HESS: Where was that?

JONES: What was known as the Flatiron Building, a three cornered building at 16th & U Streets. We lived together there. His three brothers visited us and we had a very pleasant week while they were there. Mr. Rayburn and I each had an Essex car. We would drive his car to the


Hill one morning and mine the next and then alternate.

HESS: I understand that there was a period of time when Sam Rayburn was married to your sister, is that correct?

JONES: Yes, they were married about 1928, the early part of the year. They lived together about six months. They separated. No one knew exactly why. Neither of them ever talked about it. My sister married again and is the mother of two fine children and now has six grandchildren. She was a very attractive young lady in my book. I thought Sam was a great chap, but somehow they didn't get along. They parted as friends and she went by to see him in his last illness.

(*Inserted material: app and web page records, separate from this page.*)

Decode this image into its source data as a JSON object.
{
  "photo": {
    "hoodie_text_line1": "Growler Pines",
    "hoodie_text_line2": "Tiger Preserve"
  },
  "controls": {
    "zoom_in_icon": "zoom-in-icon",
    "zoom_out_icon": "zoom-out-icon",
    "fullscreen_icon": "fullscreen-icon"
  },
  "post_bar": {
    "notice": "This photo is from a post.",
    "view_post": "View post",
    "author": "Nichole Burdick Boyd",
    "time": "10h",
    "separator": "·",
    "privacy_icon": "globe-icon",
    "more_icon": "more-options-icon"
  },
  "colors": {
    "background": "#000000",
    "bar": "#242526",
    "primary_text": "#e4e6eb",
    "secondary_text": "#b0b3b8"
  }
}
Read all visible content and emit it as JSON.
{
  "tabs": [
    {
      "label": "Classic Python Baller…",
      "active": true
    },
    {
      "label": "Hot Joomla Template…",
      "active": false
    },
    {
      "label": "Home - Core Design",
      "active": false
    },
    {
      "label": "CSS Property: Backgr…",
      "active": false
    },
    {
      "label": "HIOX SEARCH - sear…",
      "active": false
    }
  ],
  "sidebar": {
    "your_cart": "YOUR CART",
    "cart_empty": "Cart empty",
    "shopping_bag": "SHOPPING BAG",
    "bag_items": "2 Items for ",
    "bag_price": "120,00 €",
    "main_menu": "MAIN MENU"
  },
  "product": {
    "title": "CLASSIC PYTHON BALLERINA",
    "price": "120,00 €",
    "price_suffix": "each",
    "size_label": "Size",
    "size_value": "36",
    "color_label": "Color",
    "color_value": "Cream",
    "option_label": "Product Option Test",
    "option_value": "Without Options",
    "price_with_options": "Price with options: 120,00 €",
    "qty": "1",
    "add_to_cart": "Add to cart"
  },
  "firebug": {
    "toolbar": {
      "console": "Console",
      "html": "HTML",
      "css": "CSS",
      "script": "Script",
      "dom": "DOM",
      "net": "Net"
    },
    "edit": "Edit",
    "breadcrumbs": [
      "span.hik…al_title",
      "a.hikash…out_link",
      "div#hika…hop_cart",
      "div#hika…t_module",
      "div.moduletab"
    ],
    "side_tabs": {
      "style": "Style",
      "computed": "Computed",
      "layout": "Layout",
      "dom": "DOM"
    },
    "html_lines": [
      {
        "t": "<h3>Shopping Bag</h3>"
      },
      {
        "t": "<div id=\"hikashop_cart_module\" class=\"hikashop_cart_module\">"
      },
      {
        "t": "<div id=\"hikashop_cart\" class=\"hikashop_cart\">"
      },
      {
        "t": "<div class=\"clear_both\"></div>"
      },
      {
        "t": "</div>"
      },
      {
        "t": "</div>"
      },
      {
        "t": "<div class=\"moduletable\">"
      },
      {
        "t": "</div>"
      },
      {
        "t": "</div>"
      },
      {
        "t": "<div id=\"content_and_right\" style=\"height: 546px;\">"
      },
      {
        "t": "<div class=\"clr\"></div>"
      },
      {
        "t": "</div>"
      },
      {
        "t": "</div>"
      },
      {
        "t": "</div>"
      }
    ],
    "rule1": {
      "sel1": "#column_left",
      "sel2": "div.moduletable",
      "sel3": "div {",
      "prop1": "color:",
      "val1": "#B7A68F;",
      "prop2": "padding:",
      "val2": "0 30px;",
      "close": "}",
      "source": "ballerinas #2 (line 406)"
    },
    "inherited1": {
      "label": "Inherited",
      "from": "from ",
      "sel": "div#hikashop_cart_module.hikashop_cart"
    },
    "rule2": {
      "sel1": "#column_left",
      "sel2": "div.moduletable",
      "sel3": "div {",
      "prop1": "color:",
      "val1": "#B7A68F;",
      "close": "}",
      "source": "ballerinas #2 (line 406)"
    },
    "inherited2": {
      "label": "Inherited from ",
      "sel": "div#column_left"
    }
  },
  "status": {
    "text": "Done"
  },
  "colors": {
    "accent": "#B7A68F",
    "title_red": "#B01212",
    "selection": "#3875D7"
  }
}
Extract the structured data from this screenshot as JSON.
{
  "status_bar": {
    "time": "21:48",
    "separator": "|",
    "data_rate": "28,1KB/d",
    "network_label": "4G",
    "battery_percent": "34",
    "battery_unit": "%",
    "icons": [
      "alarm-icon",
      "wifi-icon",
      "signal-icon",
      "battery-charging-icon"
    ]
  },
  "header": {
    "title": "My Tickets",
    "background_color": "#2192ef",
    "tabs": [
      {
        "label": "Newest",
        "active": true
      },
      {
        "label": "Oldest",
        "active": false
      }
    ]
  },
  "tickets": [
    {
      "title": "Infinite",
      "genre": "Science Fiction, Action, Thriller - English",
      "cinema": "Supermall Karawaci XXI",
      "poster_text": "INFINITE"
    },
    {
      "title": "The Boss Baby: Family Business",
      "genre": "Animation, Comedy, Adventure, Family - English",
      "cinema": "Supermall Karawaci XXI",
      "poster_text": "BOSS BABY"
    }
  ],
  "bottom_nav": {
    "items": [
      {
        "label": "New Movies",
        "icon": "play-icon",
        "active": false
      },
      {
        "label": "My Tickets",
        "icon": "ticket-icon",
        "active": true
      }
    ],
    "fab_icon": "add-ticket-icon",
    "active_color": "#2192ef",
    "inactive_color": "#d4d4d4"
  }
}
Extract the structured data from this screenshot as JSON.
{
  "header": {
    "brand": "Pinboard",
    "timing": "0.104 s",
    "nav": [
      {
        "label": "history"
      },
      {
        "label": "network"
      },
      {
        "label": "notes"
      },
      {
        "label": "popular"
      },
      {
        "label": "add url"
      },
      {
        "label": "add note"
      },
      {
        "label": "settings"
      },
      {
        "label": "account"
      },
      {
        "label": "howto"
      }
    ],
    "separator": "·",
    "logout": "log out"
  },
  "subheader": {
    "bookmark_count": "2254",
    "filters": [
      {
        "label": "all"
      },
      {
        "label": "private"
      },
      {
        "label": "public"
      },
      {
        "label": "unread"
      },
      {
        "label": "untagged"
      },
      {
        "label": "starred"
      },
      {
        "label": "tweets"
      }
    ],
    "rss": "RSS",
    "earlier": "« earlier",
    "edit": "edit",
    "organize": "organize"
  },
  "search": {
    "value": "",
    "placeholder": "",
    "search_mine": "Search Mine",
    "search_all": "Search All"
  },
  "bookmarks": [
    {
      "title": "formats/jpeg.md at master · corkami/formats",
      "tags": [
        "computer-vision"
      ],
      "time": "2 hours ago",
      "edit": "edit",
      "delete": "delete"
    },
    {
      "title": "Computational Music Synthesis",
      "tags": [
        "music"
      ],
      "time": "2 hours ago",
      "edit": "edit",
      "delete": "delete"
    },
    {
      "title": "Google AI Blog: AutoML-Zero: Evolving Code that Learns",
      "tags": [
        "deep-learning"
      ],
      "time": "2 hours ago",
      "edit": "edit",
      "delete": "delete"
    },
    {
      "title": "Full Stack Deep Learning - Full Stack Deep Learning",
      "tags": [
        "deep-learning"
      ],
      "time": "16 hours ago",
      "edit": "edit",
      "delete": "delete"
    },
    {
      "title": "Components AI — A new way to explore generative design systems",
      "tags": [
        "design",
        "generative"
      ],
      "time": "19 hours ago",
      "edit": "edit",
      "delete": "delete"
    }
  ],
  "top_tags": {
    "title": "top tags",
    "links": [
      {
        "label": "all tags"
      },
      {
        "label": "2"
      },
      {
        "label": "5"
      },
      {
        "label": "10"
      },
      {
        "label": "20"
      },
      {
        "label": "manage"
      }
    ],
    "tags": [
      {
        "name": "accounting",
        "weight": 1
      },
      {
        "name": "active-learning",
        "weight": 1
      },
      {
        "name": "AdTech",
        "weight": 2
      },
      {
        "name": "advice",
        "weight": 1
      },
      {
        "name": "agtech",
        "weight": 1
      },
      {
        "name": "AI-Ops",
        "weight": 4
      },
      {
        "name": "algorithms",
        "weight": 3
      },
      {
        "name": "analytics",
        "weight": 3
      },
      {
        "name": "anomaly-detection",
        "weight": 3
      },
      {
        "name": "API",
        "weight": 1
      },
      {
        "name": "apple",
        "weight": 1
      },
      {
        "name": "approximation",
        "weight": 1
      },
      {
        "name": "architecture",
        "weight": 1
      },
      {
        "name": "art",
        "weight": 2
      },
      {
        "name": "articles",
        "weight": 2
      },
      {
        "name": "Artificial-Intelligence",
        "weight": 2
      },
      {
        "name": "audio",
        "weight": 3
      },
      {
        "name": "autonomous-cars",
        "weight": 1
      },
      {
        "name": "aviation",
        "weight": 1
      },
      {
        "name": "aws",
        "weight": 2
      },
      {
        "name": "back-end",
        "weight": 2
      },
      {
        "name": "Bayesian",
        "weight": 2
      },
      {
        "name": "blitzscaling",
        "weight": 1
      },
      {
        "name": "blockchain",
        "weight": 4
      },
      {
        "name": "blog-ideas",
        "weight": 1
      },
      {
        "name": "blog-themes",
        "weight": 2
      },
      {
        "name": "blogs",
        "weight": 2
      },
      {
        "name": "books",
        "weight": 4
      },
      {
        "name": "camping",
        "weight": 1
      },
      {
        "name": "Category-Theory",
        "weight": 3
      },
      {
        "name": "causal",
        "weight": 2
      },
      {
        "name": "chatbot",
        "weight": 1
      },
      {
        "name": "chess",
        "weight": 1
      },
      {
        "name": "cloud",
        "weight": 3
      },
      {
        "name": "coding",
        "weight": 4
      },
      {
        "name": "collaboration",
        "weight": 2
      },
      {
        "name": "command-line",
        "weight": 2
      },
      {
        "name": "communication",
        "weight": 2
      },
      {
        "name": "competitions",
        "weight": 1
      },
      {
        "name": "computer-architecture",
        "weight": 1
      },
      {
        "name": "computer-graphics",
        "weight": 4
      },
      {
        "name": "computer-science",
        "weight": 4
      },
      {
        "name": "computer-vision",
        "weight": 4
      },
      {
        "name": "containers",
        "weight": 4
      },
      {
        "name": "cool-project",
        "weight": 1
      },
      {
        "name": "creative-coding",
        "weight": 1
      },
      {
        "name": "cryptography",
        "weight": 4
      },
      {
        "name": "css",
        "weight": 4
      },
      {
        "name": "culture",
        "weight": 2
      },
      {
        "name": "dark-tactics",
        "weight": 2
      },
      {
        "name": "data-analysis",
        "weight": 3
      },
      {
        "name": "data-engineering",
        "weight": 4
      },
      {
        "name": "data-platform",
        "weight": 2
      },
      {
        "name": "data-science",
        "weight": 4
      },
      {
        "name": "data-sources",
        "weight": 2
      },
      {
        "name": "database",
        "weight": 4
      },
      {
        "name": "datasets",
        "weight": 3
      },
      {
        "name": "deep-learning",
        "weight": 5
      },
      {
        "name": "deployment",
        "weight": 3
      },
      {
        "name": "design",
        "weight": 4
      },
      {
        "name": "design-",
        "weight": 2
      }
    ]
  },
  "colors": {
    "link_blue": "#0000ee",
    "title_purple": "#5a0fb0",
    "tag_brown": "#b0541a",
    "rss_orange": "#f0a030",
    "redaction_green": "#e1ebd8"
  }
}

He had asked me, oh, a year before he died, saying, "If Metze comes up here any time, I would like to see her."


And I said, "I am sure she will come by to see you."

They never did really fall out. I never asked her and she didn't volunteer, said they just couldn't get along, and they couldn't, and she respected him. That's about all she would say and he wouldn't say anything. Sam's sisters liked Metze. They remained friends. It all seemed rather strange, but strange things happen in law and in life.

But that was merely an incident in our lives. Sam and I fished together for thirty years, all kinds of places, and I have been in his home both before and after that happened. His sisters admired my sister and they remained friends, and asked her to come to see them. One of them lived in Dallas. I have no further explanation.

HESS: How would you rate him as a political



JONES: He was extra good. He would study his bills. He was one of the few men who took an interest in the way the programs were planned even before he became Chairman of the Interstate and Foreign Commerce Committee and I became Chairman of the Agriculture Committee. When the New Deal came in in 1931, the last two years of Hoover's administration, the Democrats gained control of the House by a very narrow margin. We were elected Chairmen and we still worked together. There were several subjects that were on the margin as to jurisdiction of our respective committees. We would simply agree on which committee would handle. One of these was rural electricity. It was in Agriculture, but Sam had such a fight on the securities exchange bill. We were both strongly in favor of rural electrification. But


on account of his utility fight, I waived any claim, although technically I think I could have claimed it. I supported it in every possible way.

We were very close friends for many years and when he became sick I had just gotten back from Hawaii. I called his office immediately when I arrived in Washington and was informed, "He left this morning and he is not well at all, has back trouble."

Well, I immediately called him then in Dallas on the phone and I said, "Well, I was glad to hear that it is simply back trouble and not serious as some had thought."

He said, "Well, I don't know. They say I am better, but I've got an awfully sore back."

Some of the people in Washington had said that they feared he had cancer. I immediately decided that it probably was cancer, just in my mind, I didn't say it. I


said, "Well, I hope you get along all right and get better soon." I flew down to see him after it began to get worse.

HESS: Now, he was Speaker of the House on and off. Who would you rate as the best Speaker that you knew, that you served under or that you knew?

JONES: Well, I'll tell you. I think that Will [William Brockman] Bankhead and Sam Rayburn were the two best Speakers in my time, and we were all great friends. As a matter of fact, Will Bankhead and I came to Congress the same time and he asked Mr. Rayburn and me to go down with him when Tullulah, his daughter, had her debut here at the old theater on Ninth Street. She was pretty as a picture and only 18 years of age. Will, Sam and I had dinner together and we went to the theater together. I think the two were outstanding


as Speakers and members. There were several good Speakers, but these two knew how to handle that p